How to Build Employer Branding into the Recruiting Process

In many ways, your employer branding is the recruiting process. Candidates have the power to research your organization, look up reviews, and even talk to current employees – all without ever contacting a recruiter or clicking on a job posting.

When it comes to employer branding within the recruiting process, there are various moving pieces to pay close attention to, including:

  1. Cultivating an employer brand presence on social media: Become a champion of your own company culture, and make sure that job seekers who research your brand’s social presence (pssst…a lot of them will!) get a clear, accurate picture of what it’s like to work at your company.

  2. Improving and optimizing your corporate careers site: Despite the rise of social media, most candidates still visit a company’s corporate career site to learn more about their culture and the type of work they do, and to look for potential employment opportunities. Put your best foot forward with high-quality employee testimonial videos, office photography, and an accurate description of who your company is.

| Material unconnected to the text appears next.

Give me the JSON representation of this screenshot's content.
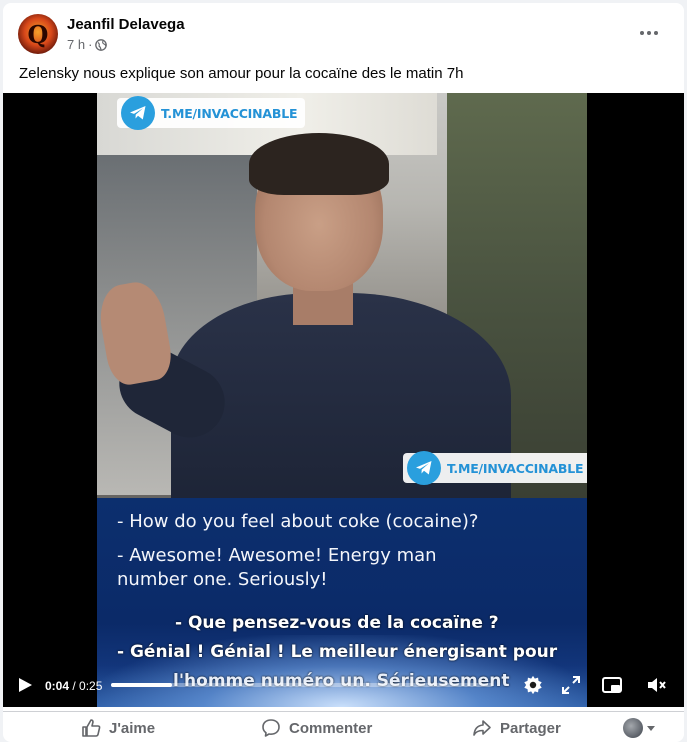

  3. Responding to employee reviews: Our research has found that on average, a higher Glassdoor rating leads to an almost ~50% increase in application conversion rates. Replying to every employee review your organization has on Glassdoor, whether positive or negative, can have a massive impact on the likelihood that job seekers will see, click on, and apply to your jobs.

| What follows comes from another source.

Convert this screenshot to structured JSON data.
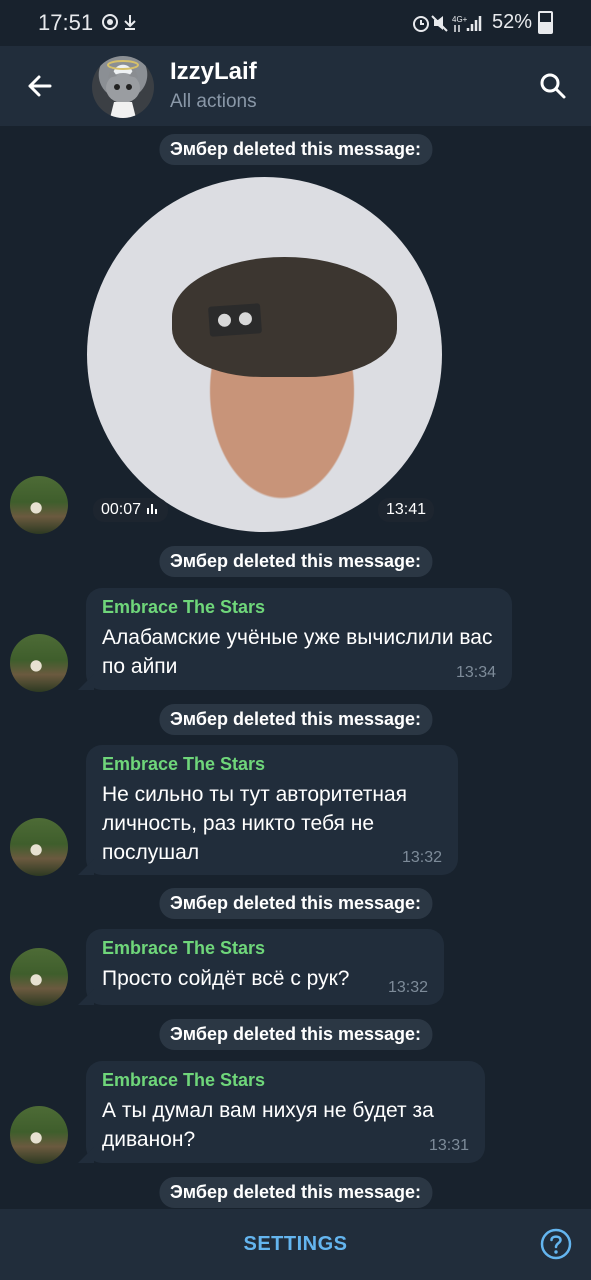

  4. Ensuring a positive candidate experience: Word travels fast in the age of the Internet, and if a candidate has a poor experience during your hiring process, they’ll likely share their negative feelings. Continuously audit your hiring process for potential roadblocks, communicate timelines and expectations clearly with candidates, and ensure that even candidates who don’t receive an offer feel positive about their experience.

And, like any other organizational initiative, employer branding efforts should be continually measured and improved. Common metrics include:

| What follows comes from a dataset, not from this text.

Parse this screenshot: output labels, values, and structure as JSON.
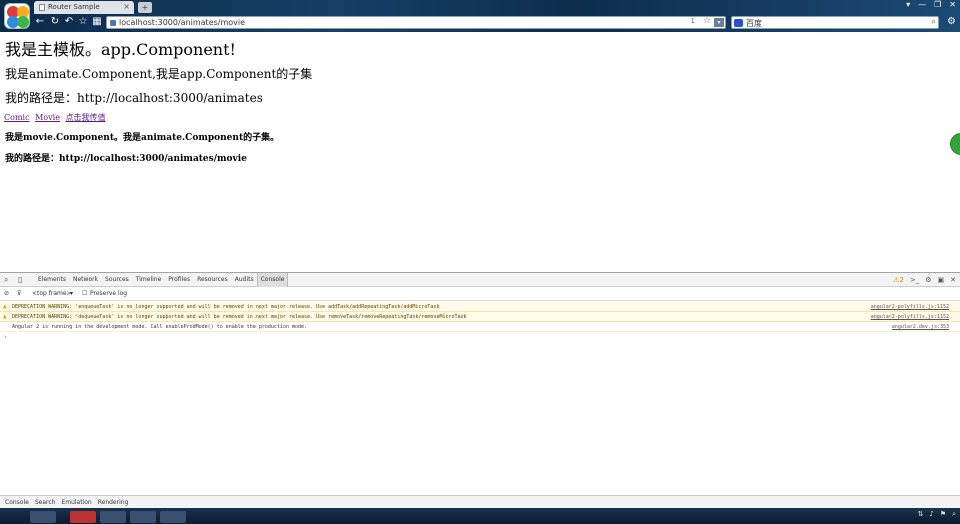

  • Candidate and new hire satisfaction with the hiring process

  • Cost-per-hire

  • Time-to-hire

  • Quality of hire (like new hire retention, hiring manager satisfaction)

  • Number of applicants

  • Employee retention rates

  • Employee engagement scores

  • Social media sentiment

  • Number of social media followers

  • Traffic to corporate career site

  • Review site ratings (like Glassdoor and Indeed)

  • eNPS (employee Net Promoter Score)

  • Placement on employer ranking sites

  • New hire interviews

  • Employee exit surveys

But don’t worry – you don’t need to measure every metric we’ve listed here (unless you want to, of course!).

Where possible, set benchmarks ahead of the launch of your employer branding program, so you can later measure against the specific metrics that are most valuable to your organization.

Connect these chosen metrics to your recruiting goals, and don’t forget to pay attention to post-hire measures of quality, such as new hire retention and employee satisfaction.

Why Investing in Employer Branding Matters

Across the board, one of the biggest obstacles that candidates come up against during their job search is not knowing what it’s like to work for an organization (LinkedIn).

Think about it: you stumble on a job title you’re interested in, read the job description, and might come away knowing more about the position…but nothing about the company that position is for.

So, you do a quick Google search, read a few positive (and, likely, a few negative) company reviews, visit the company’s social media (where they showcase their marketing efforts), and take a look at the careers page (which hosts their other various open positions).

And still, you’ve learned nothing about the company’s values, culture, or what it might be like to join the team.

Often, this can keep good-fit candidates from ever clicking on the “Submit Application” button.

Your reputation plays a key factor in helping candidates take that final step to enter your recruitment pipeline. Having a positive reputation leads to more interest in your company, lower recruitment costs, and an employer brand and culture that your employees can rave about.

By investing in employer branding, you can improve both your bottom line, as well as the overall culture of your organization.